Back in the early ’90s, Garth Brooks, Tim McGraw and Tracy Lawrence were all rising stars, trying to make their mark in country music. The three men also happened to be in a wedding together, where Brooks left an indelible mark on McGraw.
“When I first moved to town, oddly enough, there was a girl named Tammy Rose who sort of took new artists under their wing when they first moved to town, and Garth Brooks was a friend of hers,” McGraw recalled on Beyond The Influence Radio with Tim McGraw on Apple Music Country. “I was a friend of hers. Tracy Lawrence was a friend of hers. And so when she got married, she asked Garth, me and Tracy Lawrence to be her bridesmaids and Garth … had just blown up, big. Tracy had had hits. I had just gotten a record deal and hadn’t had a hit. So we’re all bridesmaids at this wedding for Tammy and I’m standing there. I’m sort of in awe.”

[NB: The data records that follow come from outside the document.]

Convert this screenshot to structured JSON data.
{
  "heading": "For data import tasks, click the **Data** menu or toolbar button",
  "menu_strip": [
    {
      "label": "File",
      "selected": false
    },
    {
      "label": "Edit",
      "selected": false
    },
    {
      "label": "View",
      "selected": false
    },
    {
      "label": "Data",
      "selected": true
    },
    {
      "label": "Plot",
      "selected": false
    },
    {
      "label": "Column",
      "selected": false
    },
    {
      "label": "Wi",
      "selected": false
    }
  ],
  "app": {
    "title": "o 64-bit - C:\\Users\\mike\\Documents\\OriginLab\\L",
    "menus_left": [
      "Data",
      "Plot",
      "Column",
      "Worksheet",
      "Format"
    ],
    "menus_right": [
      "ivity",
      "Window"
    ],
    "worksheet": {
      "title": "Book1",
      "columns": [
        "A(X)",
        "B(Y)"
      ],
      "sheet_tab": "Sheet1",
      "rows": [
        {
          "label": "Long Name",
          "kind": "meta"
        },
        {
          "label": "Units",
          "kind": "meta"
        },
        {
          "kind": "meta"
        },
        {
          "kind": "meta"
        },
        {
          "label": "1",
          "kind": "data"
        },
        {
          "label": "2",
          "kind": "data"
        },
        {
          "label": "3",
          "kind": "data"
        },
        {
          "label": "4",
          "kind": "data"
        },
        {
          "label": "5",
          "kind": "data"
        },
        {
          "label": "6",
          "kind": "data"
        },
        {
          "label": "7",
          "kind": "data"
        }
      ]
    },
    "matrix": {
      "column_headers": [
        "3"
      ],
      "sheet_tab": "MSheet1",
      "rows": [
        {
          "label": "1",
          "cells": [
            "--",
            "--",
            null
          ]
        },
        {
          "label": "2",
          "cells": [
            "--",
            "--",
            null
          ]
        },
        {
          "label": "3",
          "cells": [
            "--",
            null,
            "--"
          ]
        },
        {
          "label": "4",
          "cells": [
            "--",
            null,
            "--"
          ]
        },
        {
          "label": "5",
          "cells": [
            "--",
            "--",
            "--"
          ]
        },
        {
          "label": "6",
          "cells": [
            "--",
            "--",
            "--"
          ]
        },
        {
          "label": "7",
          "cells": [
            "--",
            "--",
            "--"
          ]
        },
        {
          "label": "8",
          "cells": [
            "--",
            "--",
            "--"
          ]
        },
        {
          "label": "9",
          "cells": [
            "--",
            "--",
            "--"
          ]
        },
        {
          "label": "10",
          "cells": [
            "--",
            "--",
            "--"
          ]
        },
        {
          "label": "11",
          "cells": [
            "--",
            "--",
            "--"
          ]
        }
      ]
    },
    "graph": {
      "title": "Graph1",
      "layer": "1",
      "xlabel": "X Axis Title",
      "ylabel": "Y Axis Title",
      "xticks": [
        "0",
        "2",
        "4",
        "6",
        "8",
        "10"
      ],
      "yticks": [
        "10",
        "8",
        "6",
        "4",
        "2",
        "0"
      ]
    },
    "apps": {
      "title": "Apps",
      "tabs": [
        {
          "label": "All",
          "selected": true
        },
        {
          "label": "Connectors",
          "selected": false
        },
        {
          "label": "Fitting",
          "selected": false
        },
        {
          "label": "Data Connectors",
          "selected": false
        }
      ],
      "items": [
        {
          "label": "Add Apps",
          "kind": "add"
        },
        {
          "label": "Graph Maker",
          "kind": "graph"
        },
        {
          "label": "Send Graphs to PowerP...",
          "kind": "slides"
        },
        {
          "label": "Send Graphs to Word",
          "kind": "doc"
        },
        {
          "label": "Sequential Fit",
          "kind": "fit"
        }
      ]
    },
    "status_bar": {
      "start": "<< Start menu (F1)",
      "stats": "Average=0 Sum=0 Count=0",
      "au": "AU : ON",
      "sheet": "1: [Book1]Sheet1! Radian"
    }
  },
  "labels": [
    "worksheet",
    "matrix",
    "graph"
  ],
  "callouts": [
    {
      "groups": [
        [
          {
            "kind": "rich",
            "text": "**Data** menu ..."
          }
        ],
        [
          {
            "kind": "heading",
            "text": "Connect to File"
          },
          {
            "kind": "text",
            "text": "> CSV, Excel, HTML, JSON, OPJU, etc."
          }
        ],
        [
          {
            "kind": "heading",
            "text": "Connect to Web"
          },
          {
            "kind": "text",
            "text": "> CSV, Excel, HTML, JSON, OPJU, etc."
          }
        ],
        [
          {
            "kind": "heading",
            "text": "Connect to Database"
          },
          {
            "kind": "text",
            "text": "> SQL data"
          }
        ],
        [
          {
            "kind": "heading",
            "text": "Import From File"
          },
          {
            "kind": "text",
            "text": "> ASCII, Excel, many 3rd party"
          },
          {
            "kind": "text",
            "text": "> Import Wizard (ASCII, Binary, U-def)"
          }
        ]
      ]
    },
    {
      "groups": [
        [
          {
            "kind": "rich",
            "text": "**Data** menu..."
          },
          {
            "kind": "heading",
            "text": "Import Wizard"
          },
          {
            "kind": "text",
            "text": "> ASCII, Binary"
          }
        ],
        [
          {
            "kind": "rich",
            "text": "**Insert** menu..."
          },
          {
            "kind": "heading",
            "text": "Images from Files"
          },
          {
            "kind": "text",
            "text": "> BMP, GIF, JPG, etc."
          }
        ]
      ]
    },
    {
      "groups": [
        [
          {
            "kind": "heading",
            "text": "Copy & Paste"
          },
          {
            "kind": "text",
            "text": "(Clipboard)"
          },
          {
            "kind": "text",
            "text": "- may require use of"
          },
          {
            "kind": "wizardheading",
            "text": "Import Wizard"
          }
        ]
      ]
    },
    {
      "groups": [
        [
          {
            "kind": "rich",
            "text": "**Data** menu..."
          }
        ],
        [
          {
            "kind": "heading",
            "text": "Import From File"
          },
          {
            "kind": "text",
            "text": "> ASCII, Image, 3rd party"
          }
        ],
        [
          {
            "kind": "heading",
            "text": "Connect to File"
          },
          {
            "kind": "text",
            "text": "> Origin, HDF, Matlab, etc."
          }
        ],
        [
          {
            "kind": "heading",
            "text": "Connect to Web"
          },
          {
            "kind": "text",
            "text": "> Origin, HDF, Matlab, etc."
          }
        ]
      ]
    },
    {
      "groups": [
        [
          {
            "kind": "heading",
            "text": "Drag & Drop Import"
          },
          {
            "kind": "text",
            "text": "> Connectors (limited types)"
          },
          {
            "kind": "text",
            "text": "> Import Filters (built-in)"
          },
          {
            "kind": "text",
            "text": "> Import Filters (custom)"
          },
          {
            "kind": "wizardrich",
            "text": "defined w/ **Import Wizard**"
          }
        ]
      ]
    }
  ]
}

Lawrence and McGraw had already been friends, but he hadn’t had a chance to get to know Brooks, whose career had just exploded with hits like “Much Too Young (To Feel This Damn Old),” “If Tomorrow Never Comes” and others.
“I’m sort of in awe of Garth being there,” McGraw recounted. “I went up to Garth and I said, ‘You know, I just want to thank you Garth, because you knocked the door down for all the things that I wanted to do as a country singer. I wanted to come to town and record songs that had a broader melody or broader appeal and I wanted to do shows that were like the rock shows that I saw growing up. That’s the kind of thing that I wanted to do.’ And he said something really profound to me, and it stuck with me to this day.
“He goes, ‘Look, we all moved to town for that reason. I just got here first,'” he continued. “And I thought that that was really sweet of him to say that, but really, really perceptive of him to say that too, as well, because we were all thinking those sorts of things. We all grew up in that environment. Seeing, watching, hearing all these different influences and wanting to include them in the genre of music that we chose to make.”
McGraw’s first hit was “Indian Outlaw,” released in 1994, five years after Brooks’ first Top 10 hit.